**Excerpts from a dataset**

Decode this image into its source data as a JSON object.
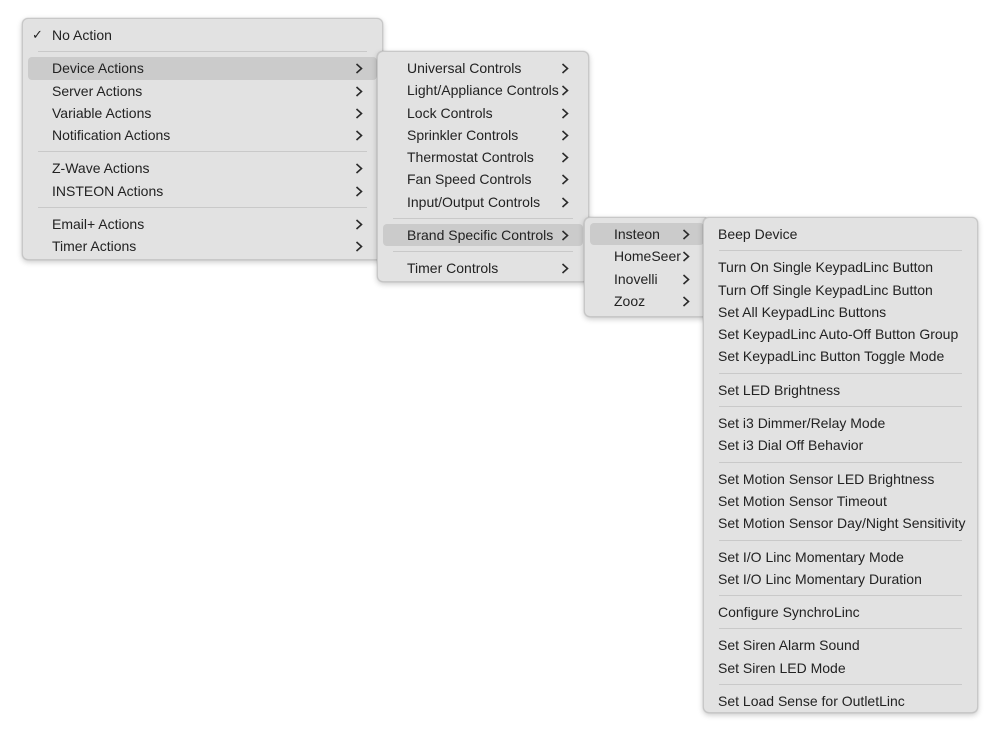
{
  "menu_root": {
    "items": [
      {
        "label": "No Action",
        "checked": true
      },
      {
        "label": "Device Actions"
      },
      {
        "label": "Server Actions"
      },
      {
        "label": "Variable Actions"
      },
      {
        "label": "Notification Actions"
      },
      {
        "label": "Z-Wave Actions"
      },
      {
        "label": "INSTEON Actions"
      },
      {
        "label": "Email+ Actions"
      },
      {
        "label": "Timer Actions"
      }
    ],
    "check_glyph": "✓"
  },
  "menu_device": {
    "items": [
      {
        "label": "Universal Controls"
      },
      {
        "label": "Light/Appliance Controls"
      },
      {
        "label": "Lock Controls"
      },
      {
        "label": "Sprinkler Controls"
      },
      {
        "label": "Thermostat Controls"
      },
      {
        "label": "Fan Speed Controls"
      },
      {
        "label": "Input/Output Controls"
      },
      {
        "label": "Brand Specific Controls"
      },
      {
        "label": "Timer Controls"
      }
    ]
  },
  "menu_brand": {
    "items": [
      {
        "label": "Insteon"
      },
      {
        "label": "HomeSeer"
      },
      {
        "label": "Inovelli"
      },
      {
        "label": "Zooz"
      }
    ]
  },
  "menu_insteon": {
    "items": [
      {
        "label": "Beep Device"
      },
      {
        "label": "Turn On Single KeypadLinc Button"
      },
      {
        "label": "Turn Off Single KeypadLinc Button"
      },
      {
        "label": "Set All KeypadLinc Buttons"
      },
      {
        "label": "Set KeypadLinc Auto-Off Button Group"
      },
      {
        "label": "Set KeypadLinc Button Toggle Mode"
      },
      {
        "label": "Set LED Brightness"
      },
      {
        "label": "Set i3 Dimmer/Relay Mode"
      },
      {
        "label": "Set i3 Dial Off Behavior"
      },
      {
        "label": "Set Motion Sensor LED Brightness"
      },
      {
        "label": "Set Motion Sensor Timeout"
      },
      {
        "label": "Set Motion Sensor Day/Night Sensitivity"
      },
      {
        "label": "Set I/O Linc Momentary Mode"
      },
      {
        "label": "Set I/O Linc Momentary Duration"
      },
      {
        "label": "Configure SynchroLinc"
      },
      {
        "label": "Set Siren Alarm Sound"
      },
      {
        "label": "Set Siren LED Mode"
      },
      {
        "label": "Set Load Sense for OutletLinc"
      }
    ]
  },
  "icons": {
    "submenu": "chevron-right-icon",
    "check": "checkmark-icon"
  },
  "colors": {
    "menu_bg": "#e2e2e2",
    "highlight_bg": "#cbcbcb",
    "text": "#222222",
    "separator": "#c9c9c9"
  }
}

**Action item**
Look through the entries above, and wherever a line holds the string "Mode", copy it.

**Solution to the problem**
        "label": "Set KeypadLinc Button Toggle Mode"
        "label": "Set i3 Dimmer/Relay Mode"
        "label": "Set I/O Linc Momentary Mode"
        "label": "Set Siren LED Mode"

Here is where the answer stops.